Task statement -> In the entries below, work out how many lines include "Find", and write only that number.

[Entries from a dataset of interfaces]

╭──

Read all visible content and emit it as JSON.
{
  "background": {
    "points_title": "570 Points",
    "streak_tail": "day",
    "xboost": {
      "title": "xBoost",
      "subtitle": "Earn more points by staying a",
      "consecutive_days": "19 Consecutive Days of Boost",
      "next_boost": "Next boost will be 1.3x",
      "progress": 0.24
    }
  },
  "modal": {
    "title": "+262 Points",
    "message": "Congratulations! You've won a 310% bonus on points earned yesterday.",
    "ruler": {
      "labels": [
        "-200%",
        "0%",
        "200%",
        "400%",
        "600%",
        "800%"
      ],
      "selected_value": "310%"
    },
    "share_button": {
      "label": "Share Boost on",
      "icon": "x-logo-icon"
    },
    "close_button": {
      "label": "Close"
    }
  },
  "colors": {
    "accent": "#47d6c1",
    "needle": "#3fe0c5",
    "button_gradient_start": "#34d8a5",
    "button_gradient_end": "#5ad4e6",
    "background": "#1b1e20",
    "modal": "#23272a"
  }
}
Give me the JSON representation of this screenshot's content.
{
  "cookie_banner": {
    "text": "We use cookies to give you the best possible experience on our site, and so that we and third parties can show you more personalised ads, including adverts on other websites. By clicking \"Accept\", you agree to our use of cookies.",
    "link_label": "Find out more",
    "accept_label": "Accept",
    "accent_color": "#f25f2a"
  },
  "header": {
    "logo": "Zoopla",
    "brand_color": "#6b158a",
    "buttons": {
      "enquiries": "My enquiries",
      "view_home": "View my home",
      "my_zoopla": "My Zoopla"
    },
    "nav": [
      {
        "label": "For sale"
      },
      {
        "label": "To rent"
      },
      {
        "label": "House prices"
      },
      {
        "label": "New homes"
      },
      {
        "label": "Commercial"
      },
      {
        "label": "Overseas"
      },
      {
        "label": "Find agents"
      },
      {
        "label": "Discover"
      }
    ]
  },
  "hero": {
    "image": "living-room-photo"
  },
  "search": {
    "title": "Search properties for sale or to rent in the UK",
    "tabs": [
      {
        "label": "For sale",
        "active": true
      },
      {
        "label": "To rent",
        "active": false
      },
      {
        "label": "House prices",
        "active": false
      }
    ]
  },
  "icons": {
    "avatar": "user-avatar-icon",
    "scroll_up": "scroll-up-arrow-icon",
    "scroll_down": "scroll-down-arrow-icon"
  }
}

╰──
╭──

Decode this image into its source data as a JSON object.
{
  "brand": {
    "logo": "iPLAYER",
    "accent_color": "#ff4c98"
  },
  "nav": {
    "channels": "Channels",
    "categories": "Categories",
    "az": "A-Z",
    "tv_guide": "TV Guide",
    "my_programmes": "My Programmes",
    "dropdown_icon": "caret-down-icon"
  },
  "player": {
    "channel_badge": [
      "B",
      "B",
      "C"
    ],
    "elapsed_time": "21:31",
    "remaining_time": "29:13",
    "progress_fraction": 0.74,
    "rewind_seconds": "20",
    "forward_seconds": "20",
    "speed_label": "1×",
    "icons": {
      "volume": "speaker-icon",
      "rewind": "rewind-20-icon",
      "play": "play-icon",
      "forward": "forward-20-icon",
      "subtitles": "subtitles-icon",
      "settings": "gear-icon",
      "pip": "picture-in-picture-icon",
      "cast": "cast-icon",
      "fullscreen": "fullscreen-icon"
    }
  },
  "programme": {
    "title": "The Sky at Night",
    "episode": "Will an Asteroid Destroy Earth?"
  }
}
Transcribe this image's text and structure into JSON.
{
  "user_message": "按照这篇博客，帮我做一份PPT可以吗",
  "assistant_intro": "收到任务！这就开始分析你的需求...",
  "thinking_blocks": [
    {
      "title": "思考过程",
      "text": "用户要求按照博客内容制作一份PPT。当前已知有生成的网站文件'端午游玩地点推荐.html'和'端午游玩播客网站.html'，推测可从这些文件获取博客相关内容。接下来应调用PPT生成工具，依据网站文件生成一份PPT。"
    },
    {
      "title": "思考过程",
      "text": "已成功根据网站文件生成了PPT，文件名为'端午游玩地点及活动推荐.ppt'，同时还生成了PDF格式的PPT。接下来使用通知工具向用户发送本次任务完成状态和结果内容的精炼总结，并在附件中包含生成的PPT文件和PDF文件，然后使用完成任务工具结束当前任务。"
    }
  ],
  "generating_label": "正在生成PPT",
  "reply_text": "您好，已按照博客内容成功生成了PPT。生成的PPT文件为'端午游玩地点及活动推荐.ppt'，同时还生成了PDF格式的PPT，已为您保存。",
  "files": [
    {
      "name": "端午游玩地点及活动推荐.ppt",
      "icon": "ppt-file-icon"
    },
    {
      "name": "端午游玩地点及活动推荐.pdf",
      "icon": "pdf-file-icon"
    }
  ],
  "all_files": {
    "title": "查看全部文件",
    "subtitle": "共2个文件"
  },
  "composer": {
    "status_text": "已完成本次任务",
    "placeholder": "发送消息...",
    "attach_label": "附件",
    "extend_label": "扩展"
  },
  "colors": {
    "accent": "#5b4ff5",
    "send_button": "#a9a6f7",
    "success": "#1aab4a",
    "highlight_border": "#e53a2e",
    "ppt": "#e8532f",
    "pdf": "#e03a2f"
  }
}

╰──
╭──

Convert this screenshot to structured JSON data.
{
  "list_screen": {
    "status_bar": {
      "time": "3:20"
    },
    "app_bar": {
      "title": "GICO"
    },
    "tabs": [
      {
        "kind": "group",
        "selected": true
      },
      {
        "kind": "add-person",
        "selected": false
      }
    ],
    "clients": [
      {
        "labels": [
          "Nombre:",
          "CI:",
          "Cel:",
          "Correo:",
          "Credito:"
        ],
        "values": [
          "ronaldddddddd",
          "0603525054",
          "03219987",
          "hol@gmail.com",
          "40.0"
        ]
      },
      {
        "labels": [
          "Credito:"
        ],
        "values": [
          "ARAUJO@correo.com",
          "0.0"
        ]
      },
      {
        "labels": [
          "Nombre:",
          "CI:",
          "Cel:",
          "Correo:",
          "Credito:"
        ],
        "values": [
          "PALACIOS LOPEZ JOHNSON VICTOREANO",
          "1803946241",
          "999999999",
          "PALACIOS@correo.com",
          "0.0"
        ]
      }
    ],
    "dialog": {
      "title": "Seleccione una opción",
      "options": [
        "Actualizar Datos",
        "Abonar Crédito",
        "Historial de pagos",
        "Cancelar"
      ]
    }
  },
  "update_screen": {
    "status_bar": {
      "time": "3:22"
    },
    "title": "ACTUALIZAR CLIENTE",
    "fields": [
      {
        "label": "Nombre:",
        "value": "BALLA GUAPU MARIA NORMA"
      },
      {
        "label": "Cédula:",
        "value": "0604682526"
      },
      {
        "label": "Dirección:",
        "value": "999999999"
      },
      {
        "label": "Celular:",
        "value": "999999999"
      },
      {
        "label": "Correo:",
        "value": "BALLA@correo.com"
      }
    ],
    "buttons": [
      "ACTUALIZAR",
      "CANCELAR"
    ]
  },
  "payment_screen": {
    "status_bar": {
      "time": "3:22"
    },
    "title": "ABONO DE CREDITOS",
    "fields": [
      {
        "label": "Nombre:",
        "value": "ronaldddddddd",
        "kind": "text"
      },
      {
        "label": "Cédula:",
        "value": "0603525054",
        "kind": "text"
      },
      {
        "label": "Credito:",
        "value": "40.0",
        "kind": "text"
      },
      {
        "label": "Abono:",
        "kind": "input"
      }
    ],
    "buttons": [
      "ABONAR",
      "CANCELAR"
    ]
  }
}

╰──

Task response -> 2